There are two Tibetan restaurants on Xiu Shui Nanjie, one was closed when I went there this time, so I went to Makye Ame one floor up from the street level.
It is a very lively restaurant where the waiters and waitresses take turn in doing singing and dancing performances on a small stage. Toward late evening they invite everyone to join in the dancing. My friend had to get assistance to put his eyeballs back into their sockets after looking at the waitresses. The men are also handsome according to a female consultant on the topic.
There is one definite drawback at Makye Ame: one is the very loud arrogant young Chinese men who come in to tease on a drunken brawl. Unfortunately, this is the case with many ethnic restaurants in Beijing. To avoid them, avoid weekends and come early – however, you may also miss the cultural program.
Second, the place quickly fills up – book a table ahead or come early.
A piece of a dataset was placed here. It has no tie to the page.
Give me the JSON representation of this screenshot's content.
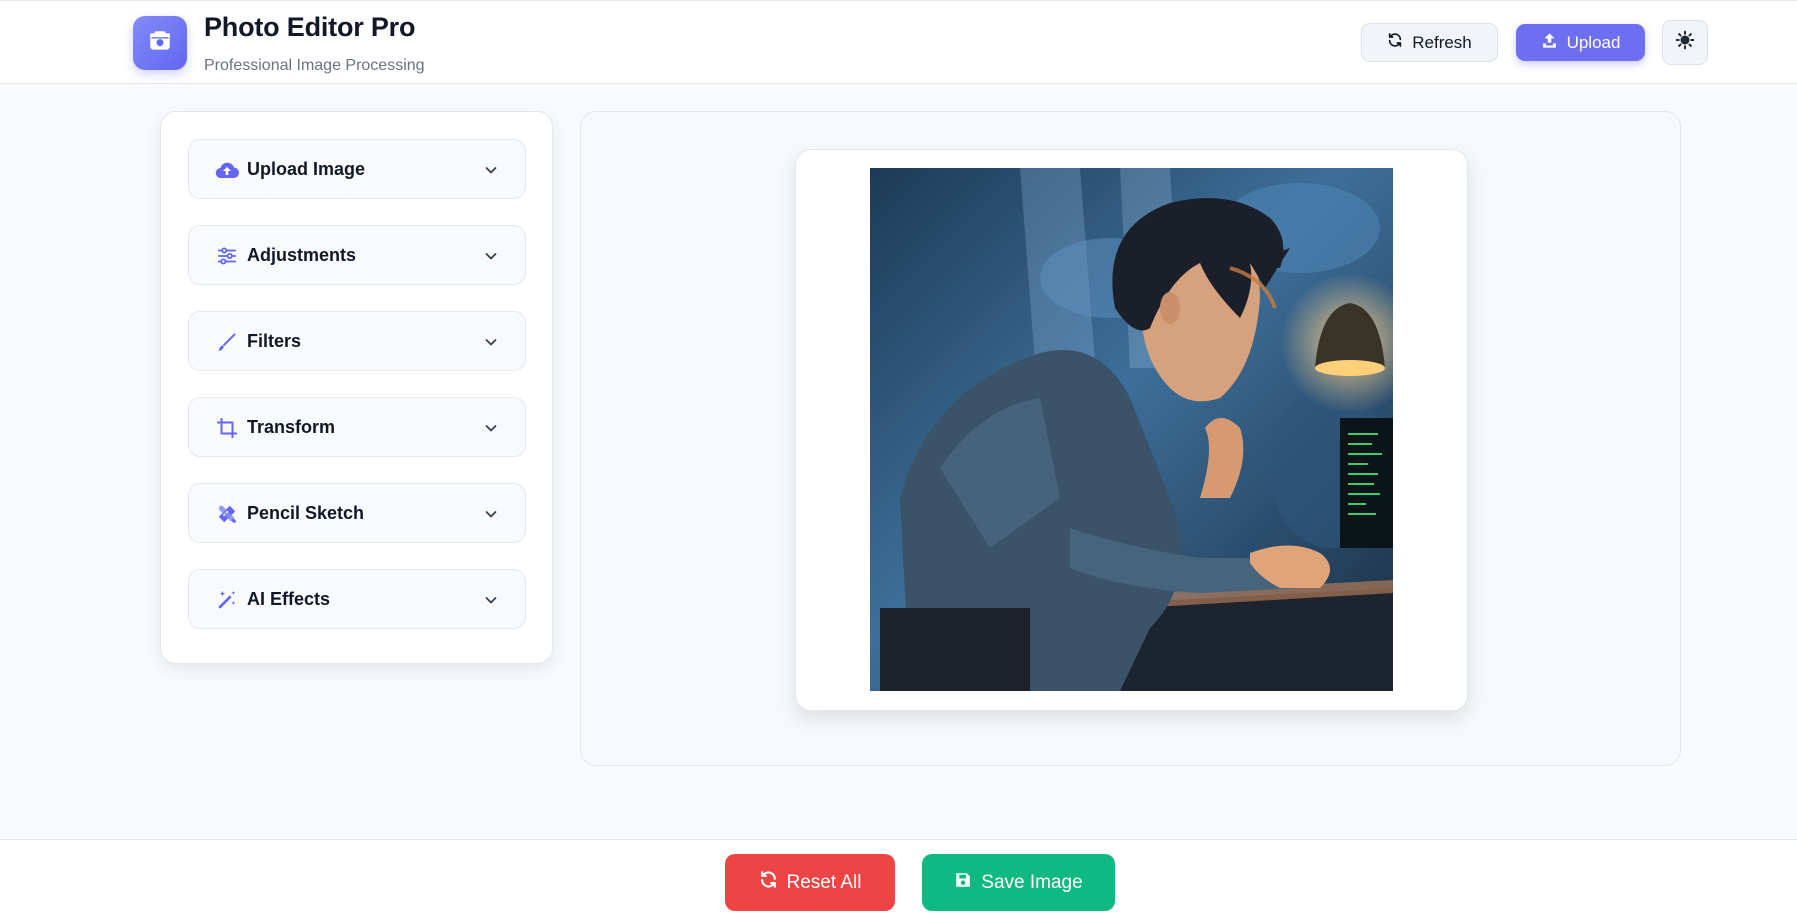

Favorite Dish: The food here is heavy on meat, but with an added plate of vegetables on the side (when more than one person) a balanced meal can be had.
The menu is an exotic for one who hasn’t seen the grasslands and the highlands of Tibet and Mongolia. Various parts of yak, goat and lamb are served in a range of ways, some sounds more interesting than tasty, such as yak tendons and goat’s testicles stuffed with mushroom. Or how about yak tongue topped with orange? For the medicinally inclined there are dishes with caterpillar fungus, a uniqueness of the Tibetan and Himalayan highlands.This is just the beginning. For the ordinary guest who is looking for a filling meal there is less exotic items with guaranteed successful result in terms of taste and volume: I can recommend roasted yak or lamb meat on the bone, or yak spareribs. Add a plate of tomato and mushroom salad and a light appetizer and you’ll be set for the evening.
My only complaint with the food is the heavy doses of garlic that leaves you numb the next day.